▶ [TASK STATEMENT] Repeat each line of the data below exactly, but skip the pictures.

▶ [DATA EXCERPTS]

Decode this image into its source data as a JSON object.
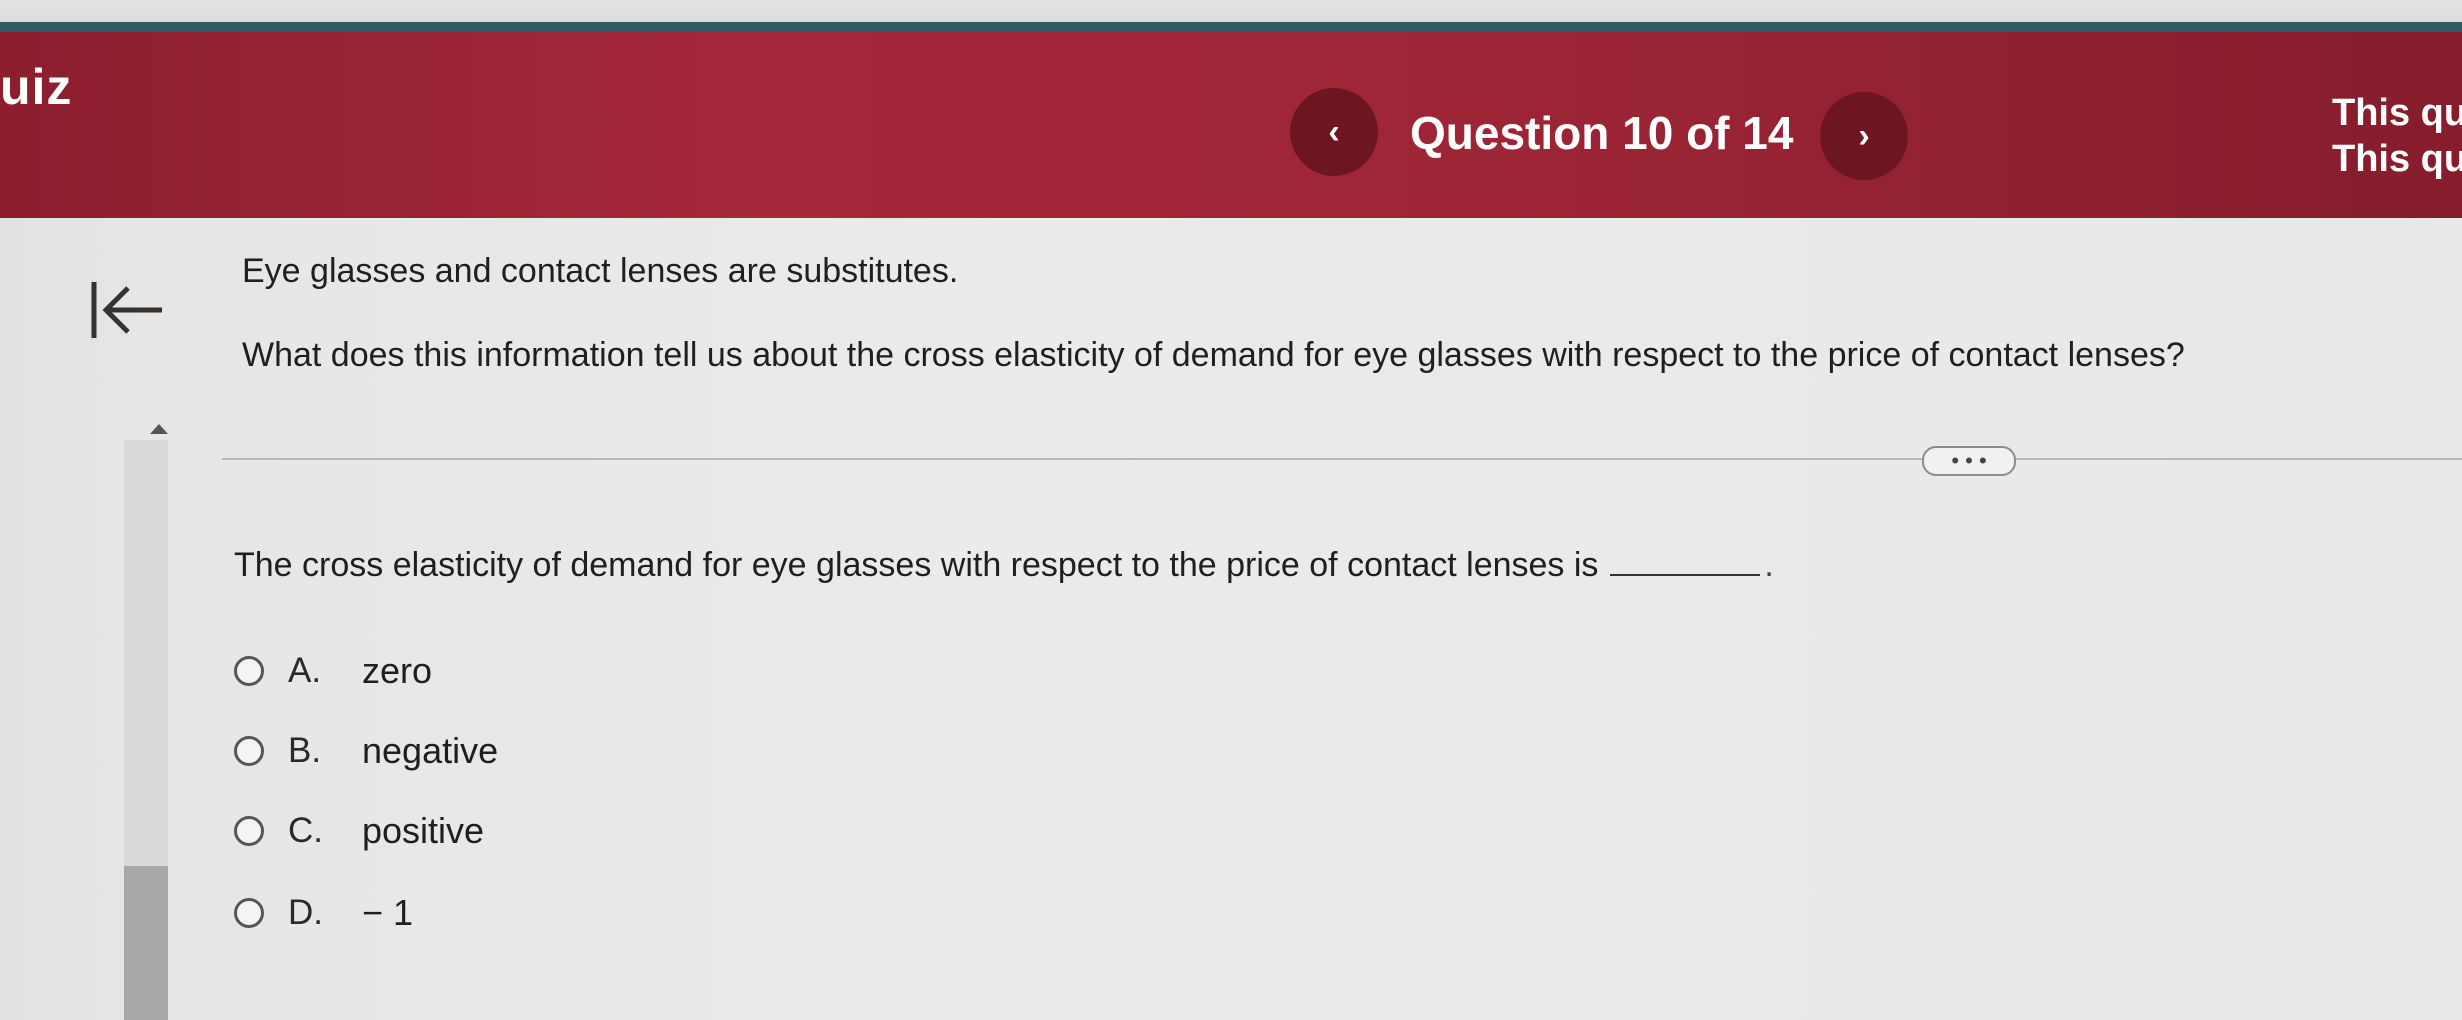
{
  "header": {
    "title": "uiz",
    "question_counter": "Question 10 of 14",
    "prev_glyph": "‹",
    "next_glyph": "›",
    "right_note_line1": "This qu",
    "right_note_line2": "This qu"
  },
  "question": {
    "line1": "Eye glasses and contact lenses are substitutes.",
    "line2": "What does this information tell us about the cross elasticity of demand for eye glasses with respect to the price of contact lenses?",
    "more_label": "• • •",
    "statement": "The cross elasticity of demand for eye glasses with respect to the price of contact lenses is",
    "statement_end": "."
  },
  "options": [
    {
      "letter": "A.",
      "text": "zero"
    },
    {
      "letter": "B.",
      "text": "negative"
    },
    {
      "letter": "C.",
      "text": "positive"
    },
    {
      "letter": "D.",
      "text": "− 1"
    }
  ],
  "colors": {
    "header_red": "#a3283a",
    "nav_circle": "#6e1522",
    "teal_line": "#2f5b63"
  },
  "icons": {
    "back": "arrow-left-to-line-icon",
    "prev": "chevron-left-icon",
    "next": "chevron-right-icon"
  }
}
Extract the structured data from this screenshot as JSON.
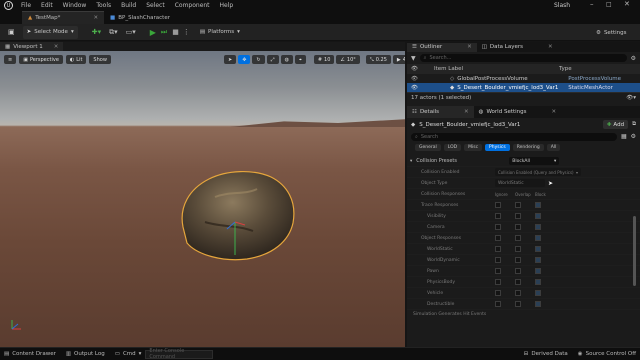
{
  "app": {
    "title": "Slash"
  },
  "menu": [
    "File",
    "Edit",
    "Window",
    "Tools",
    "Build",
    "Select",
    "Component",
    "Help"
  ],
  "tabs": [
    {
      "label": "TestMap*"
    },
    {
      "label": "BP_SlashCharacter"
    }
  ],
  "toolbar": {
    "select_mode": "Select Mode",
    "platforms": "Platforms",
    "settings": "Settings"
  },
  "viewport": {
    "tab": "Viewport 1",
    "perspective": "Perspective",
    "lit": "Lit",
    "show": "Show",
    "grid_value": "10",
    "angle_value": "10°",
    "scale_value": "0.25",
    "camera_speed": "4"
  },
  "outliner": {
    "tab": "Outliner",
    "tab2": "Data Layers",
    "search_placeholder": "Search...",
    "col_label": "Item Label",
    "col_type": "Type",
    "rows": [
      {
        "label": "GlobalPostProcessVolume",
        "type": "PostProcessVolume"
      },
      {
        "label": "S_Desert_Boulder_vmiefjc_lod3_Var1",
        "type": "StaticMeshActor"
      }
    ],
    "count": "17 actors (1 selected)"
  },
  "details": {
    "tab": "Details",
    "tab2": "World Settings",
    "actor_name": "S_Desert_Boulder_vmiefjc_lod3_Var1",
    "add_label": "Add",
    "search_placeholder": "Search",
    "filters": [
      "General",
      "LOD",
      "Misc",
      "Physics",
      "Rendering",
      "All"
    ],
    "active_filter": "Physics",
    "collision_presets_label": "Collision Presets",
    "collision_presets_value": "BlockAll",
    "collision_enabled_label": "Collision Enabled",
    "collision_enabled_value": "Collision Enabled (Query and Physics)",
    "object_type_label": "Object Type",
    "object_type_value": "WorldStatic",
    "responses_label": "Collision Responses",
    "col_ignore": "Ignore",
    "col_overlap": "Overlap",
    "col_block": "Block",
    "trace_label": "Trace Responses",
    "trace_rows": [
      "Visibility",
      "Camera"
    ],
    "object_label": "Object Responses",
    "object_rows": [
      "WorldStatic",
      "WorldDynamic",
      "Pawn",
      "PhysicsBody",
      "Vehicle",
      "Destructible"
    ],
    "last_row": "Simulation Generates Hit Events"
  },
  "statusbar": {
    "content_drawer": "Content Drawer",
    "output_log": "Output Log",
    "cmd": "Cmd",
    "console_placeholder": "Enter Console Command",
    "derived_data": "Derived Data",
    "source_control": "Source Control Off"
  },
  "colors": {
    "accent": "#0070e0",
    "selection": "#1d4f8a",
    "play": "#3aa63a",
    "boulder_outline": "#e6a63c"
  }
}
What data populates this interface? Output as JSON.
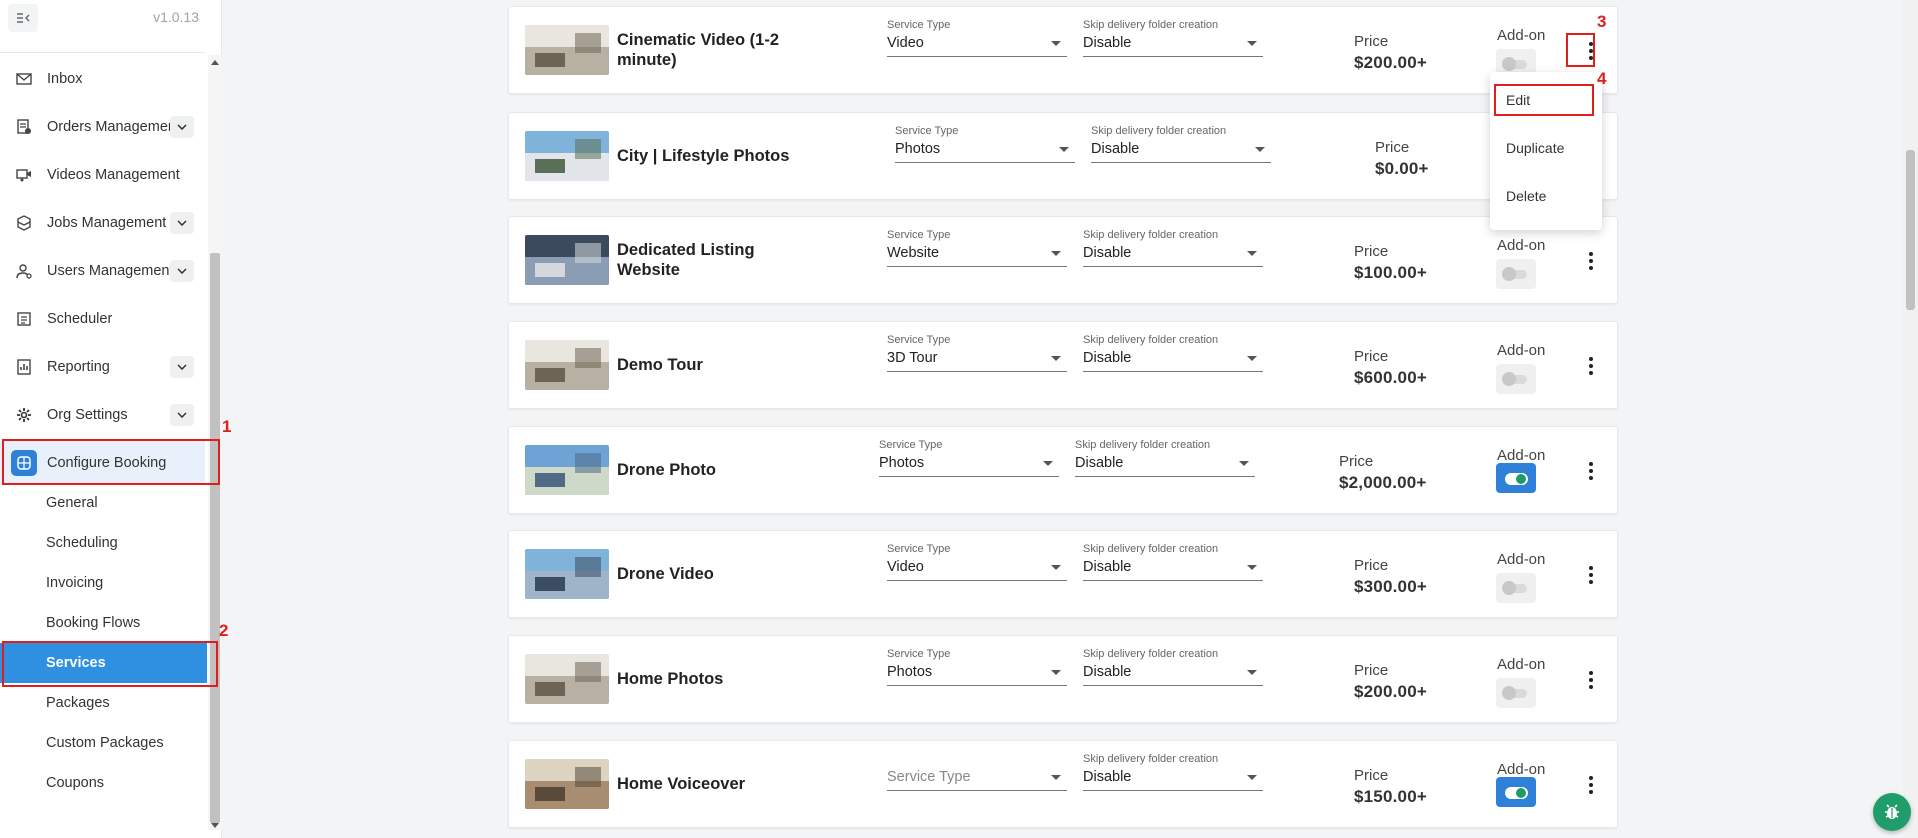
{
  "app": {
    "version": "v1.0.13"
  },
  "sidebar": {
    "items": [
      {
        "label": "Inbox",
        "icon": "mail-icon",
        "has_chevron": false
      },
      {
        "label": "Orders Management",
        "icon": "orders-icon",
        "has_chevron": true
      },
      {
        "label": "Videos Management",
        "icon": "video-icon",
        "has_chevron": false
      },
      {
        "label": "Jobs Management",
        "icon": "box-icon",
        "has_chevron": true
      },
      {
        "label": "Users Management",
        "icon": "users-icon",
        "has_chevron": true
      },
      {
        "label": "Scheduler",
        "icon": "calendar-icon",
        "has_chevron": false
      },
      {
        "label": "Reporting",
        "icon": "report-icon",
        "has_chevron": true
      },
      {
        "label": "Org Settings",
        "icon": "gear-icon",
        "has_chevron": true
      },
      {
        "label": "Configure Booking",
        "icon": "booking-icon",
        "has_chevron": false,
        "active": true
      }
    ],
    "sub_items": [
      "General",
      "Scheduling",
      "Invoicing",
      "Booking Flows",
      "Services",
      "Packages",
      "Custom Packages",
      "Coupons"
    ],
    "active_sub": "Services"
  },
  "labels": {
    "service_type": "Service Type",
    "skip_delivery": "Skip delivery folder creation",
    "price": "Price",
    "addon": "Add-on"
  },
  "services": [
    {
      "name": "Cinematic Video (1-2 minute)",
      "service_type": "Video",
      "skip_delivery": "Disable",
      "price": "$200.00+",
      "addon": false
    },
    {
      "name": "City | Lifestyle Photos",
      "service_type": "Photos",
      "skip_delivery": "Disable",
      "price": "$0.00+",
      "addon": null
    },
    {
      "name": "Dedicated Listing Website",
      "service_type": "Website",
      "skip_delivery": "Disable",
      "price": "$100.00+",
      "addon": false
    },
    {
      "name": "Demo Tour",
      "service_type": "3D Tour",
      "skip_delivery": "Disable",
      "price": "$600.00+",
      "addon": false
    },
    {
      "name": "Drone Photo",
      "service_type": "Photos",
      "skip_delivery": "Disable",
      "price": "$2,000.00+",
      "addon": true
    },
    {
      "name": "Drone Video",
      "service_type": "Video",
      "skip_delivery": "Disable",
      "price": "$300.00+",
      "addon": false
    },
    {
      "name": "Home Photos",
      "service_type": "Photos",
      "skip_delivery": "Disable",
      "price": "$200.00+",
      "addon": false
    },
    {
      "name": "Home Voiceover",
      "service_type": "",
      "service_type_placeholder": "Service Type",
      "skip_delivery": "Disable",
      "price": "$150.00+",
      "addon": true
    }
  ],
  "menu": {
    "items": [
      "Edit",
      "Duplicate",
      "Delete"
    ]
  },
  "markers": [
    "1",
    "2",
    "3",
    "4"
  ],
  "colors": {
    "accent": "#2f80d9",
    "marker": "#e01e1e",
    "toggle_on": "#2f80d9",
    "bug_button": "#1f9d6b"
  }
}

▶ [OUTPUT]
Decode this image into its source data as a JSON object.
{
  "header": {
    "title": "uiz",
    "question_counter": "Question 10 of 14",
    "prev_glyph": "‹",
    "next_glyph": "›",
    "right_note_line1": "This qu",
    "right_note_line2": "This qu"
  },
  "question": {
    "line1": "Eye glasses and contact lenses are substitutes.",
    "line2": "What does this information tell us about the cross elasticity of demand for eye glasses with respect to the price of contact lenses?",
    "more_label": "• • •",
    "statement": "The cross elasticity of demand for eye glasses with respect to the price of contact lenses is",
    "statement_end": "."
  },
  "options": [
    {
      "letter": "A.",
      "text": "zero"
    },
    {
      "letter": "B.",
      "text": "negative"
    },
    {
      "letter": "C.",
      "text": "positive"
    },
    {
      "letter": "D.",
      "text": "− 1"
    }
  ],
  "colors": {
    "header_red": "#a3283a",
    "nav_circle": "#6e1522",
    "teal_line": "#2f5b63"
  },
  "icons": {
    "back": "arrow-left-to-line-icon",
    "prev": "chevron-left-icon",
    "next": "chevron-right-icon"
  }
}
Extract the structured data from this screenshot as JSON.
{
  "app": {
    "title": "Slash"
  },
  "menu": [
    "File",
    "Edit",
    "Window",
    "Tools",
    "Build",
    "Select",
    "Component",
    "Help"
  ],
  "tabs": [
    {
      "label": "TestMap*"
    },
    {
      "label": "BP_SlashCharacter"
    }
  ],
  "toolbar": {
    "select_mode": "Select Mode",
    "platforms": "Platforms",
    "settings": "Settings"
  },
  "viewport": {
    "tab": "Viewport 1",
    "perspective": "Perspective",
    "lit": "Lit",
    "show": "Show",
    "grid_value": "10",
    "angle_value": "10°",
    "scale_value": "0.25",
    "camera_speed": "4"
  },
  "outliner": {
    "tab": "Outliner",
    "tab2": "Data Layers",
    "search_placeholder": "Search...",
    "col_label": "Item Label",
    "col_type": "Type",
    "rows": [
      {
        "label": "GlobalPostProcessVolume",
        "type": "PostProcessVolume"
      },
      {
        "label": "S_Desert_Boulder_vmiefjc_lod3_Var1",
        "type": "StaticMeshActor"
      }
    ],
    "count": "17 actors (1 selected)"
  },
  "details": {
    "tab": "Details",
    "tab2": "World Settings",
    "actor_name": "S_Desert_Boulder_vmiefjc_lod3_Var1",
    "add_label": "Add",
    "search_placeholder": "Search",
    "filters": [
      "General",
      "LOD",
      "Misc",
      "Physics",
      "Rendering",
      "All"
    ],
    "active_filter": "Physics",
    "collision_presets_label": "Collision Presets",
    "collision_presets_value": "BlockAll",
    "collision_enabled_label": "Collision Enabled",
    "collision_enabled_value": "Collision Enabled (Query and Physics)",
    "object_type_label": "Object Type",
    "object_type_value": "WorldStatic",
    "responses_label": "Collision Responses",
    "col_ignore": "Ignore",
    "col_overlap": "Overlap",
    "col_block": "Block",
    "trace_label": "Trace Responses",
    "trace_rows": [
      "Visibility",
      "Camera"
    ],
    "object_label": "Object Responses",
    "object_rows": [
      "WorldStatic",
      "WorldDynamic",
      "Pawn",
      "PhysicsBody",
      "Vehicle",
      "Destructible"
    ],
    "last_row": "Simulation Generates Hit Events"
  },
  "statusbar": {
    "content_drawer": "Content Drawer",
    "output_log": "Output Log",
    "cmd": "Cmd",
    "console_placeholder": "Enter Console Command",
    "derived_data": "Derived Data",
    "source_control": "Source Control Off"
  },
  "colors": {
    "accent": "#0070e0",
    "selection": "#1d4f8a",
    "play": "#3aa63a",
    "boulder_outline": "#e6a63c"
  }
}
What data populates this interface? Output as JSON.
{
  "app": {
    "version": "v1.0.13"
  },
  "sidebar": {
    "items": [
      {
        "label": "Inbox",
        "icon": "mail-icon",
        "has_chevron": false
      },
      {
        "label": "Orders Management",
        "icon": "orders-icon",
        "has_chevron": true
      },
      {
        "label": "Videos Management",
        "icon": "video-icon",
        "has_chevron": false
      },
      {
        "label": "Jobs Management",
        "icon": "box-icon",
        "has_chevron": true
      },
      {
        "label": "Users Management",
        "icon": "users-icon",
        "has_chevron": true
      },
      {
        "label": "Scheduler",
        "icon": "calendar-icon",
        "has_chevron": false
      },
      {
        "label": "Reporting",
        "icon": "report-icon",
        "has_chevron": true
      },
      {
        "label": "Org Settings",
        "icon": "gear-icon",
        "has_chevron": true
      },
      {
        "label": "Configure Booking",
        "icon": "booking-icon",
        "has_chevron": false,
        "active": true
      }
    ],
    "sub_items": [
      "General",
      "Scheduling",
      "Invoicing",
      "Booking Flows",
      "Services",
      "Packages",
      "Custom Packages",
      "Coupons"
    ],
    "active_sub": "Services"
  },
  "labels": {
    "service_type": "Service Type",
    "skip_delivery": "Skip delivery folder creation",
    "price": "Price",
    "addon": "Add-on"
  },
  "services": [
    {
      "name": "Cinematic Video (1-2 minute)",
      "service_type": "Video",
      "skip_delivery": "Disable",
      "price": "$200.00+",
      "addon": false
    },
    {
      "name": "City | Lifestyle Photos",
      "service_type": "Photos",
      "skip_delivery": "Disable",
      "price": "$0.00+",
      "addon": null
    },
    {
      "name": "Dedicated Listing Website",
      "service_type": "Website",
      "skip_delivery": "Disable",
      "price": "$100.00+",
      "addon": false
    },
    {
      "name": "Demo Tour",
      "service_type": "3D Tour",
      "skip_delivery": "Disable",
      "price": "$600.00+",
      "addon": false
    },
    {
      "name": "Drone Photo",
      "service_type": "Photos",
      "skip_delivery": "Disable",
      "price": "$2,000.00+",
      "addon": true
    },
    {
      "name": "Drone Video",
      "service_type": "Video",
      "skip_delivery": "Disable",
      "price": "$300.00+",
      "addon": false
    },
    {
      "name": "Home Photos",
      "service_type": "Photos",
      "skip_delivery": "Disable",
      "price": "$200.00+",
      "addon": false
    },
    {
      "name": "Home Voiceover",
      "service_type": "",
      "service_type_placeholder": "Service Type",
      "skip_delivery": "Disable",
      "price": "$150.00+",
      "addon": true
    }
  ],
  "menu": {
    "items": [
      "Edit",
      "Duplicate",
      "Delete"
    ]
  },
  "markers": [
    "1",
    "2",
    "3",
    "4"
  ],
  "colors": {
    "accent": "#2f80d9",
    "marker": "#e01e1e",
    "toggle_on": "#2f80d9",
    "bug_button": "#1f9d6b"
  }
}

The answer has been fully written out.